*EXERCISE DESCRIPTION*
Below is a set of records. Repeat all of them exactly.

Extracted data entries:
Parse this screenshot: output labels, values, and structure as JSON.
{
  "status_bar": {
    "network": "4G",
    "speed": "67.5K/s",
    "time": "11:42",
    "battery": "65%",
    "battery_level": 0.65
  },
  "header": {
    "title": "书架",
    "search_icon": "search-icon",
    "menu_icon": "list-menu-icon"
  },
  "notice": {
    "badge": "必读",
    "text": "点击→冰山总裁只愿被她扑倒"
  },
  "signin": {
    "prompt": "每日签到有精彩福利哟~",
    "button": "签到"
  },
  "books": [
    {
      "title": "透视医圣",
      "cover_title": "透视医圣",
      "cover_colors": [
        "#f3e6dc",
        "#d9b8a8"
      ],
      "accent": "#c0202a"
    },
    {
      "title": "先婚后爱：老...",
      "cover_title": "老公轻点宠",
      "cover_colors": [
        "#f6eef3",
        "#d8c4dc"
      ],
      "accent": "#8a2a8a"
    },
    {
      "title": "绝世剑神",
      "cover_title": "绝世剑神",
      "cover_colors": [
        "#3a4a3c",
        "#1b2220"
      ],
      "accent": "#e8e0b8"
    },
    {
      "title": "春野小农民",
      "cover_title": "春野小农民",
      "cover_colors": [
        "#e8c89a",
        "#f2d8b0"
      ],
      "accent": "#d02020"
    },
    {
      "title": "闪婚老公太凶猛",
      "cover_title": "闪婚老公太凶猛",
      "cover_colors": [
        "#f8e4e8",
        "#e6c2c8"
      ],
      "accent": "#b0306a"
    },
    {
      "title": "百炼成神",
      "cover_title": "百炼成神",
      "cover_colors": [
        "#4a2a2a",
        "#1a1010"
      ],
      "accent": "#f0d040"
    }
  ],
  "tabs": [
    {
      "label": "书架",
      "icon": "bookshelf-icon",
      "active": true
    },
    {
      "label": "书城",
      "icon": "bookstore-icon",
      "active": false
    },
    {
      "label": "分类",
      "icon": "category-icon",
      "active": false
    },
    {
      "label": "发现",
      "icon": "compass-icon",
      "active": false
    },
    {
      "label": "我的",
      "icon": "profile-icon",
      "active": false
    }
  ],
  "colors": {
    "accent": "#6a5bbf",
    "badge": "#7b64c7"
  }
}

*ANSWER TO THE EXERCISE*
Parse this screenshot: output labels, values, and structure as JSON.
{
  "status_bar": {
    "network": "4G",
    "speed": "67.5K/s",
    "time": "11:42",
    "battery": "65%",
    "battery_level": 0.65
  },
  "header": {
    "title": "书架",
    "search_icon": "search-icon",
    "menu_icon": "list-menu-icon"
  },
  "notice": {
    "badge": "必读",
    "text": "点击→冰山总裁只愿被她扑倒"
  },
  "signin": {
    "prompt": "每日签到有精彩福利哟~",
    "button": "签到"
  },
  "books": [
    {
      "title": "透视医圣",
      "cover_title": "透视医圣",
      "cover_colors": [
        "#f3e6dc",
        "#d9b8a8"
      ],
      "accent": "#c0202a"
    },
    {
      "title": "先婚后爱：老...",
      "cover_title": "老公轻点宠",
      "cover_colors": [
        "#f6eef3",
        "#d8c4dc"
      ],
      "accent": "#8a2a8a"
    },
    {
      "title": "绝世剑神",
      "cover_title": "绝世剑神",
      "cover_colors": [
        "#3a4a3c",
        "#1b2220"
      ],
      "accent": "#e8e0b8"
    },
    {
      "title": "春野小农民",
      "cover_title": "春野小农民",
      "cover_colors": [
        "#e8c89a",
        "#f2d8b0"
      ],
      "accent": "#d02020"
    },
    {
      "title": "闪婚老公太凶猛",
      "cover_title": "闪婚老公太凶猛",
      "cover_colors": [
        "#f8e4e8",
        "#e6c2c8"
      ],
      "accent": "#b0306a"
    },
    {
      "title": "百炼成神",
      "cover_title": "百炼成神",
      "cover_colors": [
        "#4a2a2a",
        "#1a1010"
      ],
      "accent": "#f0d040"
    }
  ],
  "tabs": [
    {
      "label": "书架",
      "icon": "bookshelf-icon",
      "active": true
    },
    {
      "label": "书城",
      "icon": "bookstore-icon",
      "active": false
    },
    {
      "label": "分类",
      "icon": "category-icon",
      "active": false
    },
    {
      "label": "发现",
      "icon": "compass-icon",
      "active": false
    },
    {
      "label": "我的",
      "icon": "profile-icon",
      "active": false
    }
  ],
  "colors": {
    "accent": "#6a5bbf",
    "badge": "#7b64c7"
  }
}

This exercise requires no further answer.